# WHAT THE EXERCISE ASKS:
From the first line to the last, restate the data word for word.

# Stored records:
+ + + + + + +

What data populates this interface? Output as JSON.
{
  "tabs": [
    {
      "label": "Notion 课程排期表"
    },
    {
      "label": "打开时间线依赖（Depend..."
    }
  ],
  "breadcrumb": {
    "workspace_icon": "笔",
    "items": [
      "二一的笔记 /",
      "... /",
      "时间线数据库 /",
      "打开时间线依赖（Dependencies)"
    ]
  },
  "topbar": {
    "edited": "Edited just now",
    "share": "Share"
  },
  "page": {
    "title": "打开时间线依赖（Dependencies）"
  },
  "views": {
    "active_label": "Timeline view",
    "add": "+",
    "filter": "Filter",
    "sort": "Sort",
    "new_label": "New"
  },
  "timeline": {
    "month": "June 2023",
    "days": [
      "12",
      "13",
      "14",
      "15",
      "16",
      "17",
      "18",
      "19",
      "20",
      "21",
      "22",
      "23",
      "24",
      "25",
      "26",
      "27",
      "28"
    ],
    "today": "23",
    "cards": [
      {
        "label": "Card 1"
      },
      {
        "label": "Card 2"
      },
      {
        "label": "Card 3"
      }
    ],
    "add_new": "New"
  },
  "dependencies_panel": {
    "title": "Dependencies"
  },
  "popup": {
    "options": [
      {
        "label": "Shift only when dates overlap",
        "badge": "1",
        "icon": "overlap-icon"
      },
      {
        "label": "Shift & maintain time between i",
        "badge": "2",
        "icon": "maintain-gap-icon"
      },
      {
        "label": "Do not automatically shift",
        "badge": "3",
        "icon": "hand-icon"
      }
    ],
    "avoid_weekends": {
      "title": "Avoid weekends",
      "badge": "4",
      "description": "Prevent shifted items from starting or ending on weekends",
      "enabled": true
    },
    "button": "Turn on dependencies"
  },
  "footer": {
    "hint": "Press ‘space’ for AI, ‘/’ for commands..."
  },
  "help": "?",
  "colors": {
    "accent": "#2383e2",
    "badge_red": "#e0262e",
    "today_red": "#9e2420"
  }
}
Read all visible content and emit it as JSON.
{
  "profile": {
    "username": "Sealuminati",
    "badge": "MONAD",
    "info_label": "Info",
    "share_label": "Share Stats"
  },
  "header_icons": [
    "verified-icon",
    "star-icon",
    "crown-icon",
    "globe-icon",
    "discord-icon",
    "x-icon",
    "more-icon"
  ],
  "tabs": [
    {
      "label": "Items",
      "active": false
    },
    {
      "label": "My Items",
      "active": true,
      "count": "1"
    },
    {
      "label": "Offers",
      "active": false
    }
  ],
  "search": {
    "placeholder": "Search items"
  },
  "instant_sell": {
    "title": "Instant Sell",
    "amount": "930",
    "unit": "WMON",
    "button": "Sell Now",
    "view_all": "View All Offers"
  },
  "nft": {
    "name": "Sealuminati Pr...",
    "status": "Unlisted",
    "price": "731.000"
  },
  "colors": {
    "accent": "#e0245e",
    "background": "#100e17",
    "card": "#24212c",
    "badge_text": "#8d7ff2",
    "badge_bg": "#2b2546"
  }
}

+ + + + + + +

# TASK SOLUTION:
What data populates this interface? Output as JSON.
{
  "tabs": [
    {
      "label": "Notion 课程排期表"
    },
    {
      "label": "打开时间线依赖（Depend..."
    }
  ],
  "breadcrumb": {
    "workspace_icon": "笔",
    "items": [
      "二一的笔记 /",
      "... /",
      "时间线数据库 /",
      "打开时间线依赖（Dependencies)"
    ]
  },
  "topbar": {
    "edited": "Edited just now",
    "share": "Share"
  },
  "page": {
    "title": "打开时间线依赖（Dependencies）"
  },
  "views": {
    "active_label": "Timeline view",
    "add": "+",
    "filter": "Filter",
    "sort": "Sort",
    "new_label": "New"
  },
  "timeline": {
    "month": "June 2023",
    "days": [
      "12",
      "13",
      "14",
      "15",
      "16",
      "17",
      "18",
      "19",
      "20",
      "21",
      "22",
      "23",
      "24",
      "25",
      "26",
      "27",
      "28"
    ],
    "today": "23",
    "cards": [
      {
        "label": "Card 1"
      },
      {
        "label": "Card 2"
      },
      {
        "label": "Card 3"
      }
    ],
    "add_new": "New"
  },
  "dependencies_panel": {
    "title": "Dependencies"
  },
  "popup": {
    "options": [
      {
        "label": "Shift only when dates overlap",
        "badge": "1",
        "icon": "overlap-icon"
      },
      {
        "label": "Shift & maintain time between i",
        "badge": "2",
        "icon": "maintain-gap-icon"
      },
      {
        "label": "Do not automatically shift",
        "badge": "3",
        "icon": "hand-icon"
      }
    ],
    "avoid_weekends": {
      "title": "Avoid weekends",
      "badge": "4",
      "description": "Prevent shifted items from starting or ending on weekends",
      "enabled": true
    },
    "button": "Turn on dependencies"
  },
  "footer": {
    "hint": "Press ‘space’ for AI, ‘/’ for commands..."
  },
  "help": "?",
  "colors": {
    "accent": "#2383e2",
    "badge_red": "#e0262e",
    "today_red": "#9e2420"
  }
}
Read all visible content and emit it as JSON.
{
  "profile": {
    "username": "Sealuminati",
    "badge": "MONAD",
    "info_label": "Info",
    "share_label": "Share Stats"
  },
  "header_icons": [
    "verified-icon",
    "star-icon",
    "crown-icon",
    "globe-icon",
    "discord-icon",
    "x-icon",
    "more-icon"
  ],
  "tabs": [
    {
      "label": "Items",
      "active": false
    },
    {
      "label": "My Items",
      "active": true,
      "count": "1"
    },
    {
      "label": "Offers",
      "active": false
    }
  ],
  "search": {
    "placeholder": "Search items"
  },
  "instant_sell": {
    "title": "Instant Sell",
    "amount": "930",
    "unit": "WMON",
    "button": "Sell Now",
    "view_all": "View All Offers"
  },
  "nft": {
    "name": "Sealuminati Pr...",
    "status": "Unlisted",
    "price": "731.000"
  },
  "colors": {
    "accent": "#e0245e",
    "background": "#100e17",
    "card": "#24212c",
    "badge_text": "#8d7ff2",
    "badge_bg": "#2b2546"
  }
}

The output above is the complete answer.